_WHAT TO WORK ON_. Please work out how many lines in the entries contain "Modulation", then give that number with nothing added.
---- THE RECORDS
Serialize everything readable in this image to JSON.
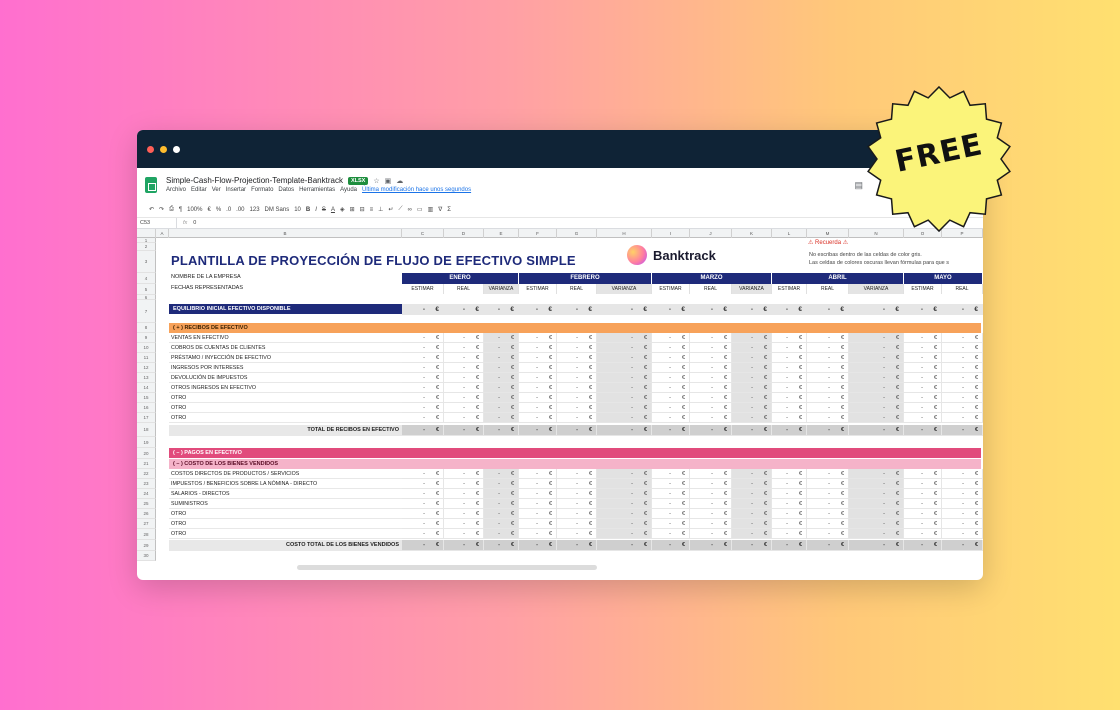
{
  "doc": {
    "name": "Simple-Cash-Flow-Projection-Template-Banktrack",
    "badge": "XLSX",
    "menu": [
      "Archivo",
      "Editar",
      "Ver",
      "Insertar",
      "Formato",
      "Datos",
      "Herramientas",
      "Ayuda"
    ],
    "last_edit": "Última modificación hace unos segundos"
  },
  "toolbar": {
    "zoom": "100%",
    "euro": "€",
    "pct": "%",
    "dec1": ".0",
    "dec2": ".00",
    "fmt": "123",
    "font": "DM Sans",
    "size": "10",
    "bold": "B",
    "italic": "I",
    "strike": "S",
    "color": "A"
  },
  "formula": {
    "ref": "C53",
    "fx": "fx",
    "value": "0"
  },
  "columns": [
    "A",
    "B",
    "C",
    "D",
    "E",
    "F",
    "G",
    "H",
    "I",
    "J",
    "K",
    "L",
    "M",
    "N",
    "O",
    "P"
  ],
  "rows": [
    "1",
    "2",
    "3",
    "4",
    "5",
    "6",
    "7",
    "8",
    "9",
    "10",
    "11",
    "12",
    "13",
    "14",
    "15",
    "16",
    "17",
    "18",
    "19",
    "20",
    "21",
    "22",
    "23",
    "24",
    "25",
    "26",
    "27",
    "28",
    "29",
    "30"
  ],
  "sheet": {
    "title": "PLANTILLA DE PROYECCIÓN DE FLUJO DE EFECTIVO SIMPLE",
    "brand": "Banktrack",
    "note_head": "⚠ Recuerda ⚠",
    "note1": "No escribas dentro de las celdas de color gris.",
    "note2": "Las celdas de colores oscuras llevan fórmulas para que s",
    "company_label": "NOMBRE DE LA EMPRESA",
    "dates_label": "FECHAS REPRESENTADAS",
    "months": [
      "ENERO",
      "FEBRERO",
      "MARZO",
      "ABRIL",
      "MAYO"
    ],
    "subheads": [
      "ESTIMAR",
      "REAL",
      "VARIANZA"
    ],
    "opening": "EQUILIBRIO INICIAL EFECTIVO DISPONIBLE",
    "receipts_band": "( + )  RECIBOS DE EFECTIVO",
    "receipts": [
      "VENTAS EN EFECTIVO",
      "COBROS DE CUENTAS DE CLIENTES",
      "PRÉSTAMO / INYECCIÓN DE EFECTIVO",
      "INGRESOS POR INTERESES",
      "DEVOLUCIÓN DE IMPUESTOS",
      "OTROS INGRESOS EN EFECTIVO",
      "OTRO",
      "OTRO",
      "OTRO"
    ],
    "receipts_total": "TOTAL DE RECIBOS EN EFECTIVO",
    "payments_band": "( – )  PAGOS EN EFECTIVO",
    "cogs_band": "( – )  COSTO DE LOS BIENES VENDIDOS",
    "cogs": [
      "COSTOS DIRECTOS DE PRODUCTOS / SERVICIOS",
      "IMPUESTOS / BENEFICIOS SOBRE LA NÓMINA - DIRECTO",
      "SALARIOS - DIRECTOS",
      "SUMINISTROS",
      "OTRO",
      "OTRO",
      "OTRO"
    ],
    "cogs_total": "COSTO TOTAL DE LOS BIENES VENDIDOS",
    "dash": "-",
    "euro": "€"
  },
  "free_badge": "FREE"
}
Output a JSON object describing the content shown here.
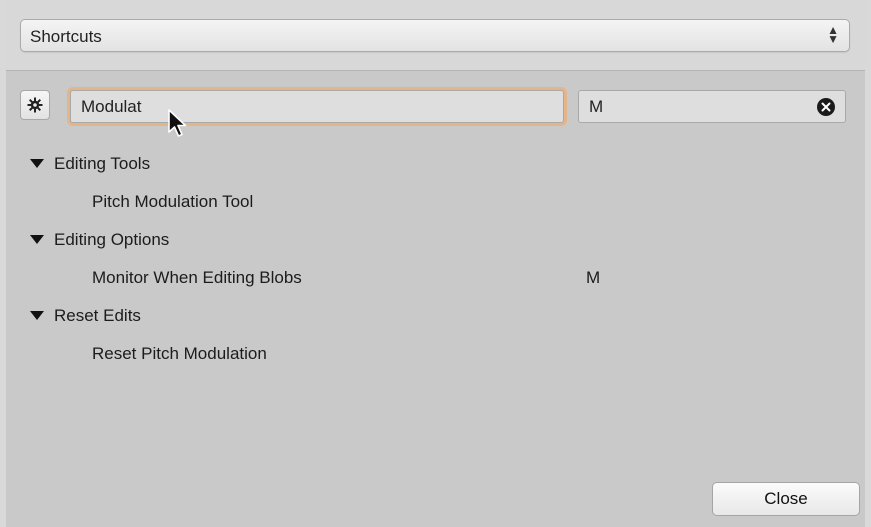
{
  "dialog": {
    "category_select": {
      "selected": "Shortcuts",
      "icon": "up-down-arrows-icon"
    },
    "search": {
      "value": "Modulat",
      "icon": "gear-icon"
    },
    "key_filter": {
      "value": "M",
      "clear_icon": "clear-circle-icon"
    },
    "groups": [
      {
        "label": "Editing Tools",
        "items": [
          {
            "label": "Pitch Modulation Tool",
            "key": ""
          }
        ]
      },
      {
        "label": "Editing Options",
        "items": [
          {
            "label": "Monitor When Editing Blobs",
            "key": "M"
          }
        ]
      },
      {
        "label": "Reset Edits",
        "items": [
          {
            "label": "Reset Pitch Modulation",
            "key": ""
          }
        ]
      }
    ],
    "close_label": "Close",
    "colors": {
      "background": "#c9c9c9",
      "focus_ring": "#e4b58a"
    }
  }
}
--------
_ANSWER TO THIS TASK_. 2